Locate each line below that includes "语音或者视频通话消息" and reproduce it.

(Element data from apps and pages)
────────────────────────────────────────

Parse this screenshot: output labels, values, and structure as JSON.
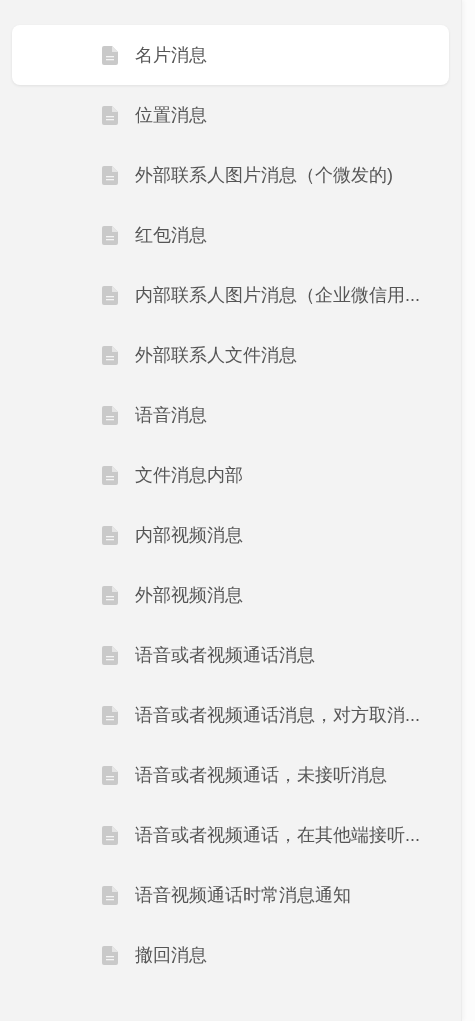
{
  "sidebar": {
    "items": [
      {
        "label": "名片消息",
        "selected": true
      },
      {
        "label": "位置消息",
        "selected": false
      },
      {
        "label": "外部联系人图片消息（个微发的)",
        "selected": false
      },
      {
        "label": "红包消息",
        "selected": false
      },
      {
        "label": "内部联系人图片消息（企业微信用...",
        "selected": false
      },
      {
        "label": "外部联系人文件消息",
        "selected": false
      },
      {
        "label": "语音消息",
        "selected": false
      },
      {
        "label": "文件消息内部",
        "selected": false
      },
      {
        "label": "内部视频消息",
        "selected": false
      },
      {
        "label": "外部视频消息",
        "selected": false
      },
      {
        "label": "语音或者视频通话消息",
        "selected": false
      },
      {
        "label": "语音或者视频通话消息，对方取消...",
        "selected": false
      },
      {
        "label": "语音或者视频通话，未接听消息",
        "selected": false
      },
      {
        "label": "语音或者视频通话，在其他端接听...",
        "selected": false
      },
      {
        "label": "语音视频通话时常消息通知",
        "selected": false
      },
      {
        "label": "撤回消息",
        "selected": false
      }
    ]
  }
}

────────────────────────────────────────

Task output
        "label": "语音或者视频通话消息",
        "label": "语音或者视频通话消息，对方取消...",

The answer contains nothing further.